We've looked into buying land, but it's just not a possibility in the near future, so we're really just trying to see what our options are.
If anybody could help us with this, we would be very grateful, thank you!
Jacinta - 23-Nov-16 @ 10:04 AM
WE MAKE A BIO FOAM,CASTOR BASED FOAM IN MERSEYSIDE LIVERPOOL
IT WOULD COMPLIMENT THE COBB HOUSE, I NOTICED ON TV THAT BOARD WAS USED SPRAY FOAM INSULATION HAS HIGH INSULATION VALUE AND WOULD
FOLLOW LINES OF COBB,
00151 653 8753 if you require further information
BIO FOAM - 1-May-14 @ 2:31 PM
I am about to undertake a dissertation on: The Environmental Benefits of Cob Compared To Traditional Block/Brick Buildings, the title still needs a little work I know but you can get the jist, my question to you all really is whether anyone knows where I may obtain actual u-value data or if anyone can suggest a good reference book I may purchase ?

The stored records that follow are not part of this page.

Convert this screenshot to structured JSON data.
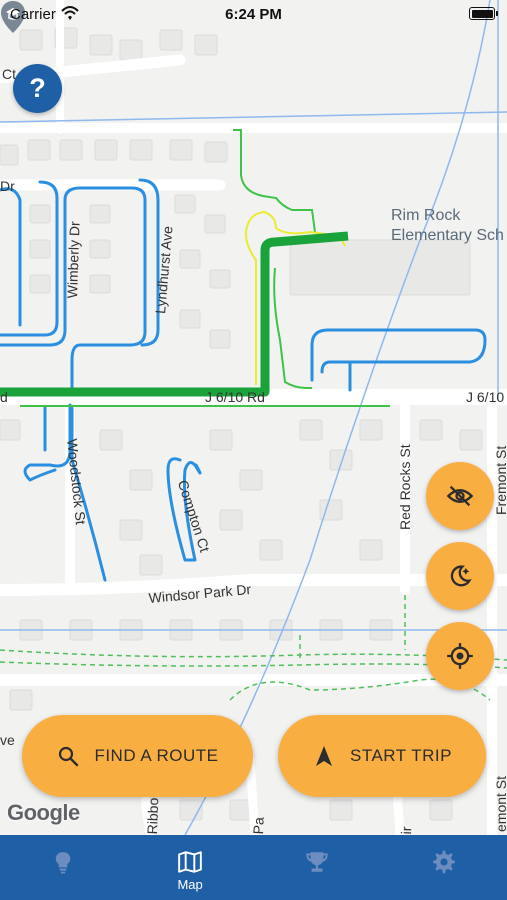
{
  "status_bar": {
    "carrier": "Carrier",
    "time": "6:24 PM"
  },
  "map": {
    "poi": {
      "name_line1": "Rim Rock",
      "name_line2": "Elementary Sch",
      "icon": "school-pin-icon"
    },
    "roads": {
      "top_left_fragment": "Ct",
      "dr_fragment": "Dr",
      "wimberly": "Wimberly Dr",
      "lyndhurst": "Lyndhurst Ave",
      "j610_left_fragment": "d",
      "j610_center": "J 6/10 Rd",
      "j610_right": "J 6/10",
      "woodstock": "Woodstock St",
      "compton": "Compton Ct",
      "red_rocks": "Red Rocks St",
      "fremont_top": "Fremont St",
      "windsor": "Windsor Park Dr",
      "bottom_left_fragment": "ve",
      "ribbon_fragment": "Ribbon",
      "pa_fragment": "Pa",
      "ir_fragment": "ir",
      "fremont_bottom": "emont St"
    },
    "attribution": "Google"
  },
  "help_button": {
    "label": "?"
  },
  "fabs": [
    {
      "icon": "hide-eye-icon"
    },
    {
      "icon": "night-mode-icon"
    },
    {
      "icon": "locate-crosshair-icon"
    }
  ],
  "actions": {
    "find_route": {
      "label": "FIND A ROUTE",
      "icon": "search-icon"
    },
    "start_trip": {
      "label": "START TRIP",
      "icon": "navigation-arrow-icon"
    }
  },
  "tabs": [
    {
      "label": "",
      "icon": "lightbulb-icon"
    },
    {
      "label": "Map",
      "icon": "map-icon"
    },
    {
      "label": "",
      "icon": "trophy-icon"
    },
    {
      "label": "",
      "icon": "gear-icon"
    }
  ],
  "colors": {
    "accent": "#f9ae42",
    "tab_bar": "#1f5fa6",
    "route_primary": "#1aa33a",
    "route_bike": "#2a8fe0",
    "route_yellow": "#f3f33a"
  }
}
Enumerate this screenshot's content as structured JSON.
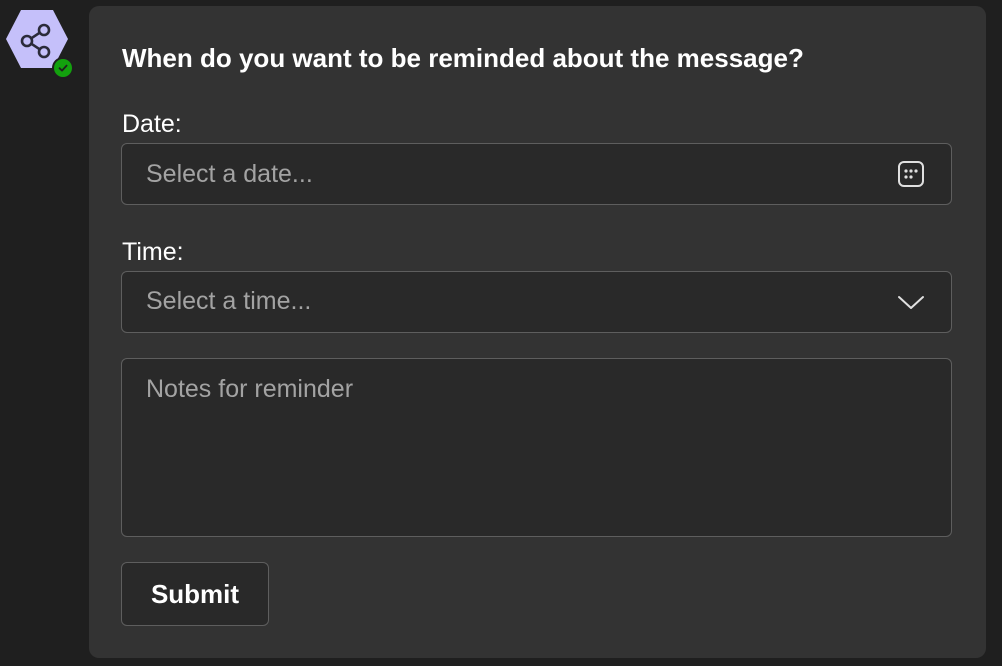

Thanks in advance
Luke - 6-Nov-13 @ 5:37 PM
Some pics would be goog, of the process
Sarge - 25-Jan-13 @ 2:16 PM
Thank you for the good reference to cob building. I am about to build a cob dwelling but have discovered that the clay content of the subsoil is below the proportionrecommended in modern times. Although, in the vicinity, there are a lot of old(in excess of 100 years) cob buildings, which probably share a similar sub soil,building control are keen that we conform to the modern scientific approach. I have been experimenting with adding puddling clay to the subsoil and have yet to find a satisfactory method. Please, does anyone have a similar experience or ideas to suggest a way forwards?
Thanks in advance.
Four Winds Harpo - 28-Oct-12 @ 4:58 PM
Cob building has been around for centuries because it’s a good and simple idea. As you say, it’s labour intensive, but that actually gives you a much greater involvement in the house, and you can change the design a little as you go if you choose. The houses might not last forever, but well-built it was outlast the builder.